## WORK ORDER
When a line in the entries contains the word "Найти", copy that line in full.

## DATA LISTING
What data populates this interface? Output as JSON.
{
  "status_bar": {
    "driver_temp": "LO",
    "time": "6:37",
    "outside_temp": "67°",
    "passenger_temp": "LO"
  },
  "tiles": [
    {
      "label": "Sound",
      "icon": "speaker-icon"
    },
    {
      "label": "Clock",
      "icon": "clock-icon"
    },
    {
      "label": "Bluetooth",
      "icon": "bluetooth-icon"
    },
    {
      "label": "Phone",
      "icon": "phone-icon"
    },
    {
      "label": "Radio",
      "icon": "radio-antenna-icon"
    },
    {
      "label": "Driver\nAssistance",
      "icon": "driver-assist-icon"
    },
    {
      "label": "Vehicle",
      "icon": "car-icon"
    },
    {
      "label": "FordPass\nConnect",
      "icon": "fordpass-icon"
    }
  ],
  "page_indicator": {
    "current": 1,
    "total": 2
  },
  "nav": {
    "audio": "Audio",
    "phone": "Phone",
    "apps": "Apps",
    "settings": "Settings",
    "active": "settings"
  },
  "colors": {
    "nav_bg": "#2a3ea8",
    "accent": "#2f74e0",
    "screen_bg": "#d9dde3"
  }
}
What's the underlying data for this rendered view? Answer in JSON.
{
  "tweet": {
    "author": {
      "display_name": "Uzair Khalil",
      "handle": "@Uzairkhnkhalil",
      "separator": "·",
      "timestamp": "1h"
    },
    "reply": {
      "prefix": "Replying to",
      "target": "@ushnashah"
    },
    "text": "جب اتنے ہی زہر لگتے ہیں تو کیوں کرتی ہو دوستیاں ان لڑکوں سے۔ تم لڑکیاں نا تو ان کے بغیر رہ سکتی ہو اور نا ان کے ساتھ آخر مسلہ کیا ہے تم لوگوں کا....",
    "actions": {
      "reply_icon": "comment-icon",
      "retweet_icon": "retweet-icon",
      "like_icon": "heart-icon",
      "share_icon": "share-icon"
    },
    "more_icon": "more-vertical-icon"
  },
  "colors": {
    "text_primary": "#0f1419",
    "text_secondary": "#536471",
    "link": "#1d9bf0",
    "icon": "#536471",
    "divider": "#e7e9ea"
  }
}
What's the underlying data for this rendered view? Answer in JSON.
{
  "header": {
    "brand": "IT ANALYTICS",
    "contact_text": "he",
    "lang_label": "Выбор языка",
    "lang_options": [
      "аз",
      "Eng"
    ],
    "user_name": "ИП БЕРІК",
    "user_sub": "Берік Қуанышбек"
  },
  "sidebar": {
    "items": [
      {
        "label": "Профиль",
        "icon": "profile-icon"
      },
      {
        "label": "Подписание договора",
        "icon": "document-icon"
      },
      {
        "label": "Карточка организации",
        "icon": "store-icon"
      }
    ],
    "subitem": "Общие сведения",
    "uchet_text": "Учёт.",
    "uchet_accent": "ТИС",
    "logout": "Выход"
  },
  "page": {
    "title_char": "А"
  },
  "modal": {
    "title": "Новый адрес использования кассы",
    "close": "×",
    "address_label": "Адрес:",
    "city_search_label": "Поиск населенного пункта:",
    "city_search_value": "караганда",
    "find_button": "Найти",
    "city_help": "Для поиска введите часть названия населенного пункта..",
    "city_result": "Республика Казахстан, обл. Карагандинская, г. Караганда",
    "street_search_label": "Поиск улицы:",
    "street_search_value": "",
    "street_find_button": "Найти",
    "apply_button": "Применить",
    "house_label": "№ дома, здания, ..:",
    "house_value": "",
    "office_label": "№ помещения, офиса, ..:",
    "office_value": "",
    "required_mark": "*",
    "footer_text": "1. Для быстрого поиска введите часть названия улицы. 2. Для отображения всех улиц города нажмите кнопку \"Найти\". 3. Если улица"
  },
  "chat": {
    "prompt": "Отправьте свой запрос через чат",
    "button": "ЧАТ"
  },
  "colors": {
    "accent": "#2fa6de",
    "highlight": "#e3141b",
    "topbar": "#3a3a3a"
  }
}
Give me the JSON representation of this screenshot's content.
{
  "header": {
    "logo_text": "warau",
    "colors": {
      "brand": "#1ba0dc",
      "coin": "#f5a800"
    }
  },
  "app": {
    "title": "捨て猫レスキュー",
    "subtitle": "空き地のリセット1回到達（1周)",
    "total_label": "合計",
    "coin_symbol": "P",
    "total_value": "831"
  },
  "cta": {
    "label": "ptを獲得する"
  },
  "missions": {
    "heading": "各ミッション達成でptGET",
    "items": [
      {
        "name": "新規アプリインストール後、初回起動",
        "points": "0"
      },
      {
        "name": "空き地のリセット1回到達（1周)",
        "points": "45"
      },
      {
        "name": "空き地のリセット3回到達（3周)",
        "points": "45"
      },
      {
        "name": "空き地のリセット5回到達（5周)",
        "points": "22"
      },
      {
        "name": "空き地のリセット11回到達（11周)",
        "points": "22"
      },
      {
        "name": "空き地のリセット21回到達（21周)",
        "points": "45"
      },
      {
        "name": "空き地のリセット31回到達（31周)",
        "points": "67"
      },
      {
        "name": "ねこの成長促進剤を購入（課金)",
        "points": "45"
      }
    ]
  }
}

## EXERCISE OUTPUT
    "find_button": "Найти",
    "street_find_button": "Найти",
    "footer_text": "1. Для быстрого поиска введите часть названия улицы. 2. Для отображения всех улиц города нажмите кнопку \"Найти\". 3. Если улица"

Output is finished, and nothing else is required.